Anne-Marie said...

Prayers for your mother and you, Pentimento.

JMB said...

Praying for you and your mother.

Sally Thomas said...

I'm coming to this late, and offer you my prayers. I remember this beautiful piece from before and am glad you reposted it.

Eternal rest grant unto her, O Lord, and let light perpetual shine upon her.

Clare Krishan said...

Praying in PA - for Gaudete week may not seem a good time, and yet... Advent's half-way mark has a poignant ring

http://en.wikipedia.org/wiki/Gaudete

perhaps the quirky 70s accompaniment may vivify the vigil, provide a respite from lingering anxieties or torments the evil one may be sending your way

Clare Krishan said...

for the fan of Maryhomegirl, read up on the Old Testament types of gutsy spiritual motherhood for some needed encouragement:
http://www.catholic.net/index.php?option=dedestaca&id=3511
"What did the words “Blessed are you among women” really mean? For the Catholic reader, this expression immediately recalls the beloved prayer, the “Hail Mary.” For Elizabeth and Mary, however, these words were strikingly similar to certain appellations in the Old Testament.

The first time a statement like this appeared in the Bible was centuries earlier in the Book of Judges. The story is told of a heroine named Jael who stands out as one of the most valiant women in Old Testament history (cf. Judg. 4-5). Though a humble woman without any known expertise in the art of war, she single-handedly brought low the chief enemy of God’s people. She crept stealthily to the Canaanite commander’s bedside, and drove a tent peg through his skull.

For this reason Deborah hailed her with the exalted words: “Most blessed of women be Jael…of tent-dwelling women most blessed” (Judg. 5:24). This is the first biblical echo that whispers – if not shouts - behind the words of Elizabeth in Luke 1:42.

The Book of Judith furnishes us with a second. Like Jael, Judith stands out in the Old Testament as a woman of unforgettable courage. She too lived during turbulent times in Israel’s history, when the ambitions of foreign empires posed a constant threat to God’s people. After careful planning, Judith wasted no time in seizing the moment when she took General Holofernes’ own sword and cut off his head! Quickly she slipped out of his tent with the ghastly trophy of the commander’s head tucked in a bag and returned to her beleagued city of Berthulia.

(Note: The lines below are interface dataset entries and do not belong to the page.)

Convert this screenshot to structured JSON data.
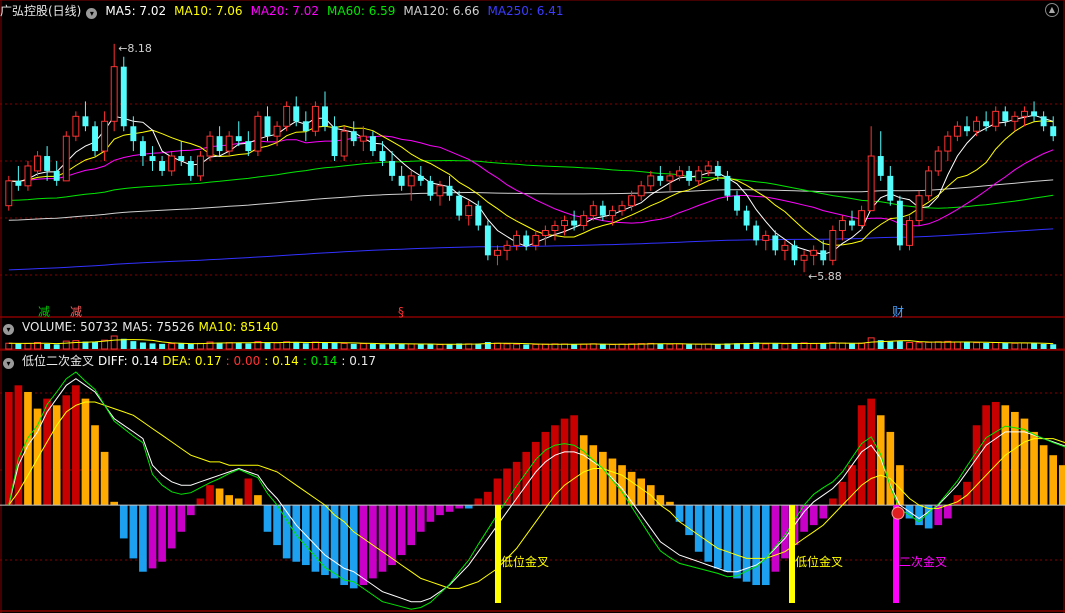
{
  "main_header": {
    "title": "广弘控股(日线)",
    "ma5": "MA5: 7.02",
    "ma10": "MA10: 7.06",
    "ma20": "MA20: 7.02",
    "ma60": "MA60: 6.59",
    "ma120": "MA120: 6.66",
    "ma250": "MA250: 6.41"
  },
  "vol_header": {
    "vol": "VOLUME: 50732",
    "ma5": "MA5: 75526",
    "ma10": "MA10: 85140"
  },
  "ind_header": {
    "title": "低位二次金叉",
    "diff": "DIFF: 0.14",
    "dea": "DEA: 0.17",
    "v1": ": 0.00",
    "v2": ": 0.14",
    "v3": ": 0.14",
    "v4": ": 0.17"
  },
  "colors": {
    "up": "#ff3232",
    "down": "#54fcfc",
    "ma5": "#ffffff",
    "ma10": "#ffff00",
    "ma20": "#ff00ff",
    "ma60": "#00e600",
    "ma120": "#d0d0d0",
    "ma250": "#3232ff",
    "grid": "#880000",
    "hist_red": "#c80000",
    "hist_orange": "#ffaa00",
    "hist_blue": "#1ea0f0",
    "hist_magenta": "#c800c8",
    "signal_yellow": "#ffff00"
  },
  "chart_data": [
    {
      "type": "candlestick",
      "title": "广弘控股(日线)",
      "price_high_label": "8.18",
      "price_low_label": "5.88",
      "event_markers": [
        "减",
        "减",
        "§",
        "财"
      ],
      "ylim": [
        5.6,
        8.4
      ],
      "ohlc": [
        [
          6.55,
          6.85,
          6.5,
          6.8
        ],
        [
          6.8,
          6.95,
          6.7,
          6.75
        ],
        [
          6.75,
          7.0,
          6.7,
          6.95
        ],
        [
          6.9,
          7.1,
          6.85,
          7.05
        ],
        [
          7.05,
          7.15,
          6.8,
          6.9
        ],
        [
          6.9,
          7.0,
          6.75,
          6.8
        ],
        [
          6.8,
          7.3,
          6.8,
          7.25
        ],
        [
          7.25,
          7.5,
          7.2,
          7.45
        ],
        [
          7.45,
          7.6,
          7.3,
          7.35
        ],
        [
          7.35,
          7.4,
          7.05,
          7.1
        ],
        [
          7.1,
          7.5,
          7.0,
          7.4
        ],
        [
          7.4,
          8.18,
          7.3,
          7.95
        ],
        [
          7.95,
          8.05,
          7.3,
          7.35
        ],
        [
          7.35,
          7.45,
          7.1,
          7.2
        ],
        [
          7.2,
          7.25,
          6.95,
          7.05
        ],
        [
          7.05,
          7.15,
          6.9,
          7.0
        ],
        [
          7.0,
          7.05,
          6.85,
          6.9
        ],
        [
          6.9,
          7.1,
          6.85,
          7.05
        ],
        [
          7.05,
          7.2,
          6.95,
          7.0
        ],
        [
          7.0,
          7.05,
          6.8,
          6.85
        ],
        [
          6.85,
          7.1,
          6.8,
          7.05
        ],
        [
          7.05,
          7.3,
          7.0,
          7.25
        ],
        [
          7.25,
          7.35,
          7.05,
          7.1
        ],
        [
          7.1,
          7.3,
          7.05,
          7.25
        ],
        [
          7.25,
          7.4,
          7.15,
          7.2
        ],
        [
          7.2,
          7.3,
          7.05,
          7.1
        ],
        [
          7.1,
          7.5,
          7.05,
          7.45
        ],
        [
          7.45,
          7.55,
          7.2,
          7.25
        ],
        [
          7.25,
          7.4,
          7.15,
          7.35
        ],
        [
          7.35,
          7.6,
          7.3,
          7.55
        ],
        [
          7.55,
          7.65,
          7.35,
          7.4
        ],
        [
          7.4,
          7.5,
          7.2,
          7.3
        ],
        [
          7.3,
          7.6,
          7.25,
          7.55
        ],
        [
          7.55,
          7.7,
          7.3,
          7.35
        ],
        [
          7.35,
          7.45,
          7.0,
          7.05
        ],
        [
          7.05,
          7.35,
          7.0,
          7.3
        ],
        [
          7.3,
          7.4,
          7.15,
          7.2
        ],
        [
          7.2,
          7.35,
          7.1,
          7.25
        ],
        [
          7.25,
          7.3,
          7.05,
          7.1
        ],
        [
          7.1,
          7.2,
          6.95,
          7.0
        ],
        [
          7.0,
          7.1,
          6.8,
          6.85
        ],
        [
          6.85,
          6.95,
          6.7,
          6.75
        ],
        [
          6.75,
          6.9,
          6.6,
          6.85
        ],
        [
          6.85,
          6.95,
          6.75,
          6.8
        ],
        [
          6.8,
          6.85,
          6.6,
          6.65
        ],
        [
          6.65,
          6.8,
          6.55,
          6.75
        ],
        [
          6.75,
          6.85,
          6.6,
          6.65
        ],
        [
          6.65,
          6.7,
          6.4,
          6.45
        ],
        [
          6.45,
          6.6,
          6.35,
          6.55
        ],
        [
          6.55,
          6.6,
          6.3,
          6.35
        ],
        [
          6.35,
          6.4,
          6.0,
          6.05
        ],
        [
          6.05,
          6.15,
          5.95,
          6.1
        ],
        [
          6.1,
          6.2,
          6.0,
          6.15
        ],
        [
          6.15,
          6.3,
          6.1,
          6.25
        ],
        [
          6.25,
          6.3,
          6.1,
          6.15
        ],
        [
          6.15,
          6.3,
          6.1,
          6.25
        ],
        [
          6.25,
          6.35,
          6.15,
          6.3
        ],
        [
          6.3,
          6.4,
          6.2,
          6.35
        ],
        [
          6.35,
          6.45,
          6.25,
          6.4
        ],
        [
          6.4,
          6.5,
          6.3,
          6.35
        ],
        [
          6.35,
          6.5,
          6.3,
          6.45
        ],
        [
          6.45,
          6.6,
          6.4,
          6.55
        ],
        [
          6.55,
          6.6,
          6.4,
          6.45
        ],
        [
          6.45,
          6.55,
          6.35,
          6.5
        ],
        [
          6.5,
          6.6,
          6.45,
          6.55
        ],
        [
          6.55,
          6.7,
          6.5,
          6.65
        ],
        [
          6.65,
          6.8,
          6.6,
          6.75
        ],
        [
          6.75,
          6.9,
          6.7,
          6.85
        ],
        [
          6.85,
          6.95,
          6.75,
          6.8
        ],
        [
          6.8,
          6.9,
          6.7,
          6.85
        ],
        [
          6.85,
          6.95,
          6.8,
          6.9
        ],
        [
          6.9,
          6.95,
          6.75,
          6.8
        ],
        [
          6.8,
          6.95,
          6.75,
          6.9
        ],
        [
          6.9,
          7.0,
          6.85,
          6.95
        ],
        [
          6.95,
          7.0,
          6.8,
          6.85
        ],
        [
          6.85,
          6.9,
          6.6,
          6.65
        ],
        [
          6.65,
          6.7,
          6.45,
          6.5
        ],
        [
          6.5,
          6.55,
          6.3,
          6.35
        ],
        [
          6.35,
          6.4,
          6.15,
          6.2
        ],
        [
          6.2,
          6.3,
          6.1,
          6.25
        ],
        [
          6.25,
          6.3,
          6.05,
          6.1
        ],
        [
          6.1,
          6.2,
          6.0,
          6.15
        ],
        [
          6.15,
          6.2,
          5.95,
          6.0
        ],
        [
          6.0,
          6.1,
          5.88,
          6.05
        ],
        [
          6.05,
          6.15,
          5.95,
          6.1
        ],
        [
          6.1,
          6.2,
          5.95,
          6.0
        ],
        [
          6.0,
          6.35,
          5.95,
          6.3
        ],
        [
          6.3,
          6.45,
          6.2,
          6.4
        ],
        [
          6.4,
          6.5,
          6.3,
          6.35
        ],
        [
          6.35,
          6.55,
          6.3,
          6.5
        ],
        [
          6.5,
          7.35,
          6.5,
          7.05
        ],
        [
          7.05,
          7.3,
          6.8,
          6.85
        ],
        [
          6.85,
          6.95,
          6.55,
          6.6
        ],
        [
          6.6,
          6.65,
          6.1,
          6.15
        ],
        [
          6.15,
          6.45,
          6.1,
          6.4
        ],
        [
          6.4,
          6.7,
          6.35,
          6.65
        ],
        [
          6.65,
          6.95,
          6.6,
          6.9
        ],
        [
          6.9,
          7.15,
          6.85,
          7.1
        ],
        [
          7.1,
          7.3,
          7.0,
          7.25
        ],
        [
          7.25,
          7.4,
          7.2,
          7.35
        ],
        [
          7.35,
          7.45,
          7.25,
          7.3
        ],
        [
          7.3,
          7.45,
          7.25,
          7.4
        ],
        [
          7.4,
          7.5,
          7.3,
          7.35
        ],
        [
          7.35,
          7.55,
          7.3,
          7.5
        ],
        [
          7.5,
          7.55,
          7.35,
          7.4
        ],
        [
          7.4,
          7.5,
          7.3,
          7.45
        ],
        [
          7.45,
          7.55,
          7.35,
          7.5
        ],
        [
          7.5,
          7.6,
          7.4,
          7.45
        ],
        [
          7.45,
          7.5,
          7.3,
          7.35
        ],
        [
          7.35,
          7.45,
          7.2,
          7.25
        ]
      ]
    },
    {
      "type": "bar",
      "title": "VOLUME",
      "values": [
        62,
        58,
        60,
        70,
        55,
        50,
        85,
        90,
        80,
        75,
        95,
        140,
        110,
        85,
        70,
        60,
        55,
        58,
        62,
        55,
        60,
        75,
        70,
        68,
        65,
        60,
        80,
        72,
        66,
        78,
        70,
        62,
        74,
        68,
        72,
        60,
        55,
        58,
        56,
        52,
        60,
        55,
        54,
        50,
        52,
        48,
        50,
        60,
        55,
        58,
        75,
        62,
        55,
        52,
        48,
        50,
        52,
        55,
        54,
        50,
        52,
        56,
        50,
        48,
        52,
        55,
        58,
        60,
        54,
        52,
        55,
        50,
        52,
        54,
        50,
        60,
        62,
        65,
        70,
        55,
        58,
        55,
        62,
        66,
        58,
        60,
        70,
        64,
        58,
        62,
        120,
        95,
        80,
        85,
        70,
        68,
        72,
        78,
        82,
        75,
        70,
        68,
        65,
        70,
        66,
        62,
        64,
        60,
        55,
        51
      ]
    },
    {
      "type": "bar",
      "title": "低位二次金叉",
      "labels": [
        "低位金叉",
        "低位金叉",
        "二次金叉"
      ],
      "zero_line": 0,
      "ylim": [
        -0.3,
        0.4
      ],
      "histogram": [
        0.34,
        0.36,
        0.34,
        0.29,
        0.32,
        0.3,
        0.33,
        0.36,
        0.32,
        0.24,
        0.16,
        0.01,
        -0.1,
        -0.16,
        -0.2,
        -0.19,
        -0.17,
        -0.13,
        -0.08,
        -0.03,
        0.02,
        0.06,
        0.05,
        0.03,
        0.02,
        0.08,
        0.03,
        -0.08,
        -0.12,
        -0.16,
        -0.17,
        -0.18,
        -0.2,
        -0.21,
        -0.22,
        -0.24,
        -0.25,
        -0.24,
        -0.22,
        -0.2,
        -0.18,
        -0.15,
        -0.12,
        -0.08,
        -0.05,
        -0.03,
        -0.02,
        -0.01,
        -0.01,
        0.02,
        0.04,
        0.08,
        0.11,
        0.13,
        0.16,
        0.19,
        0.22,
        0.24,
        0.26,
        0.27,
        0.21,
        0.18,
        0.16,
        0.14,
        0.12,
        0.1,
        0.08,
        0.06,
        0.03,
        0.01,
        -0.05,
        -0.09,
        -0.14,
        -0.17,
        -0.19,
        -0.2,
        -0.22,
        -0.23,
        -0.24,
        -0.24,
        -0.2,
        -0.16,
        -0.12,
        -0.08,
        -0.06,
        -0.04,
        0.02,
        0.07,
        0.12,
        0.3,
        0.32,
        0.27,
        0.22,
        0.12,
        -0.04,
        -0.06,
        -0.07,
        -0.06,
        -0.04,
        0.03,
        0.07,
        0.24,
        0.3,
        0.31,
        0.3,
        0.28,
        0.26,
        0.22,
        0.18,
        0.15,
        0.12,
        0.1,
        0.08,
        0.06,
        0.03
      ],
      "diff": [
        0.0,
        0.12,
        0.18,
        0.22,
        0.28,
        0.32,
        0.36,
        0.38,
        0.36,
        0.34,
        0.3,
        0.26,
        0.24,
        0.22,
        0.2,
        0.12,
        0.09,
        0.07,
        0.06,
        0.06,
        0.07,
        0.08,
        0.09,
        0.1,
        0.11,
        0.1,
        0.09,
        0.05,
        0.02,
        -0.02,
        -0.06,
        -0.09,
        -0.12,
        -0.15,
        -0.17,
        -0.19,
        -0.2,
        -0.22,
        -0.24,
        -0.26,
        -0.27,
        -0.28,
        -0.29,
        -0.29,
        -0.28,
        -0.26,
        -0.24,
        -0.21,
        -0.18,
        -0.14,
        -0.1,
        -0.06,
        -0.02,
        0.02,
        0.06,
        0.1,
        0.13,
        0.15,
        0.16,
        0.16,
        0.15,
        0.13,
        0.11,
        0.08,
        0.05,
        0.01,
        -0.03,
        -0.07,
        -0.11,
        -0.13,
        -0.15,
        -0.16,
        -0.17,
        -0.18,
        -0.19,
        -0.2,
        -0.2,
        -0.19,
        -0.18,
        -0.16,
        -0.13,
        -0.1,
        -0.06,
        -0.02,
        0.01,
        0.03,
        0.05,
        0.08,
        0.12,
        0.16,
        0.18,
        0.14,
        0.06,
        0.0,
        -0.02,
        -0.04,
        -0.02,
        0.0,
        0.03,
        0.06,
        0.1,
        0.14,
        0.18,
        0.2,
        0.22,
        0.22,
        0.22,
        0.21,
        0.2,
        0.19,
        0.18,
        0.17,
        0.16,
        0.15,
        0.14
      ],
      "dea": [
        0.0,
        0.04,
        0.09,
        0.14,
        0.19,
        0.24,
        0.28,
        0.3,
        0.31,
        0.31,
        0.3,
        0.29,
        0.28,
        0.27,
        0.25,
        0.23,
        0.21,
        0.19,
        0.17,
        0.15,
        0.14,
        0.13,
        0.13,
        0.12,
        0.12,
        0.12,
        0.12,
        0.11,
        0.1,
        0.08,
        0.06,
        0.04,
        0.02,
        0.0,
        -0.03,
        -0.05,
        -0.08,
        -0.1,
        -0.12,
        -0.14,
        -0.16,
        -0.18,
        -0.2,
        -0.22,
        -0.23,
        -0.24,
        -0.25,
        -0.25,
        -0.24,
        -0.23,
        -0.21,
        -0.19,
        -0.16,
        -0.13,
        -0.09,
        -0.05,
        -0.01,
        0.03,
        0.06,
        0.08,
        0.1,
        0.11,
        0.11,
        0.1,
        0.09,
        0.07,
        0.05,
        0.03,
        0.0,
        -0.02,
        -0.05,
        -0.07,
        -0.09,
        -0.11,
        -0.13,
        -0.14,
        -0.15,
        -0.16,
        -0.16,
        -0.16,
        -0.15,
        -0.14,
        -0.12,
        -0.1,
        -0.08,
        -0.06,
        -0.03,
        0.0,
        0.03,
        0.06,
        0.08,
        0.09,
        0.08,
        0.05,
        0.02,
        0.0,
        -0.01,
        -0.01,
        0.0,
        0.01,
        0.03,
        0.06,
        0.09,
        0.12,
        0.15,
        0.17,
        0.19,
        0.2,
        0.2,
        0.2,
        0.19,
        0.18,
        0.17,
        0.17,
        0.17
      ]
    }
  ]
}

All rejoiced that the Lord wrought such an astonishing victory for Israel through the humble maiden Judith. The episode reached a climax when the city magistrate Uzziah came to her exclaiming: “O daughter, you are blessed by the Most High God, above all women on earth” (Judg, 13:18). In the end, Judith’s performance proved to be a turning point in Israel’s history – like Jael, she was a “blessed” vessel chosen by God to crush the stronghold of the enemy.

With this background now in the forefront of our minds, it is nearly impossible to imagine that Elizabeth could have spoken such words as “Blessed are you among women” without triggering a flood of biblical associations. Indeed the Spirit Himself - the same Holy Spirit who inspired the Scriptures - must have chosen such words for this very purpose. We can now see Mary standing in a long tradition of valiant biblical women whom God selected to carry forward His saving plan. Jael and Judith played such pivotal roles in the Old Testament as types that they prefigured the mission of the Messiah’s mother.

The common denominator linking together the experiences of Jael and Judith is the violent downfall of God’s adversaries. Both women were chosen to strike down the enemy forces with a lethal blow to the head. The question that immediately presents itself to us is obvious: What possible connections could such brutal details have with the quiet life of Mary? In what specific way was she really like these biblical heroines?